In spring and summer winds may blow,
And rains fall after, hard and fast;
The tender leaves, if beaten low,
Shine but the more for shower and blast
But when their fated hour arrives,
When reapers long have left the field,
When maidens rifle turn'd-up hives,
And their last juice fresh apples yield,
A leaf perhaps may still remain
Upon some solitary tree,
Spite of the wind and of the rain . . .
A thing you heed not if you see.
At last it falls. Who cares?
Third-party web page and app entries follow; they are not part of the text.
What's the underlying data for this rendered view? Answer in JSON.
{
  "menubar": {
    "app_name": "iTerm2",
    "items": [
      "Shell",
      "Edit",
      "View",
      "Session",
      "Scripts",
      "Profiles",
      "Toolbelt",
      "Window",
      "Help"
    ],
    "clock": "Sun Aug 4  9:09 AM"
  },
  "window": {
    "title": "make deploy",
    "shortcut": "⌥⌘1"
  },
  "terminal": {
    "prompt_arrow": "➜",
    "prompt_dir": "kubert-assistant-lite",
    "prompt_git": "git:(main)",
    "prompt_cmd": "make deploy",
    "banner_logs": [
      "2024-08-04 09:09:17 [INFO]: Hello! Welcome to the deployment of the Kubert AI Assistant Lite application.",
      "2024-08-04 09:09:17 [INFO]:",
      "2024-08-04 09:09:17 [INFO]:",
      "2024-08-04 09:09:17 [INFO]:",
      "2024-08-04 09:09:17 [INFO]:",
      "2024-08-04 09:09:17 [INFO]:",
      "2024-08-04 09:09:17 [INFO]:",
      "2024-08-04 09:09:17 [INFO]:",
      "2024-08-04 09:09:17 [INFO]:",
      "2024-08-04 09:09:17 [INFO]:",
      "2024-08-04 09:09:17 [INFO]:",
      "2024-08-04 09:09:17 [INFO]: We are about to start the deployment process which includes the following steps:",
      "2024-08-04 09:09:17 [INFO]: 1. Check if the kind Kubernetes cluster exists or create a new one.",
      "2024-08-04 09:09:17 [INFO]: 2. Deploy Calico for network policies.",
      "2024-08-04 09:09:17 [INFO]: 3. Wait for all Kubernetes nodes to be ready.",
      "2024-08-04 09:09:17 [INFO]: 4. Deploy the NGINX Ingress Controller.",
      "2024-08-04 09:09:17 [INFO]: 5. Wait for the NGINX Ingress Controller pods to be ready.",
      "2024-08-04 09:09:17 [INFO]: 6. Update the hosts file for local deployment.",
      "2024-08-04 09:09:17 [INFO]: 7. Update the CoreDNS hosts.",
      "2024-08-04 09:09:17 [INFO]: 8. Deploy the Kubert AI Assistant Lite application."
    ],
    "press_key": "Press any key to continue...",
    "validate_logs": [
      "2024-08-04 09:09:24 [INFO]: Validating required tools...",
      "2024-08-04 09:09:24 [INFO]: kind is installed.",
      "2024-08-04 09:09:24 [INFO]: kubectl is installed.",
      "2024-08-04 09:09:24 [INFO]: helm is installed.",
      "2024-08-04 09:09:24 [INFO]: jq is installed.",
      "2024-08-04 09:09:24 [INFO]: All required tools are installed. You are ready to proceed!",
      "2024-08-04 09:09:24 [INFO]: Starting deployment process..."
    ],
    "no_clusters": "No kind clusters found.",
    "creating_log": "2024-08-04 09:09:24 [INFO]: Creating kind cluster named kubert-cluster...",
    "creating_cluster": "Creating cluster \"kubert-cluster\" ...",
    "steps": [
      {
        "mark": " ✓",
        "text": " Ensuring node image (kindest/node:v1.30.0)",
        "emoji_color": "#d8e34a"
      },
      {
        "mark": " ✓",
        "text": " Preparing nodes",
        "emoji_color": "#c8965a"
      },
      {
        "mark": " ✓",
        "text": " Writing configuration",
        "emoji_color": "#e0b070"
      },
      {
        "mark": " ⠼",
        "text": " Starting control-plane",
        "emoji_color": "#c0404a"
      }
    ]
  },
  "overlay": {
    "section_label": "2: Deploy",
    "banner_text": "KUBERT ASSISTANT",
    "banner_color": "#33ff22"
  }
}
Not one:
And yet no power on earth can ever
Replace the fallen leaf upon
Its spray, so easy to dissever.
If such be love, I dare not say.
Friendship is such, too well I know:
I have enjoyed my summer day;
'Tis past; my leaf now lies below.
Walter Savage Landor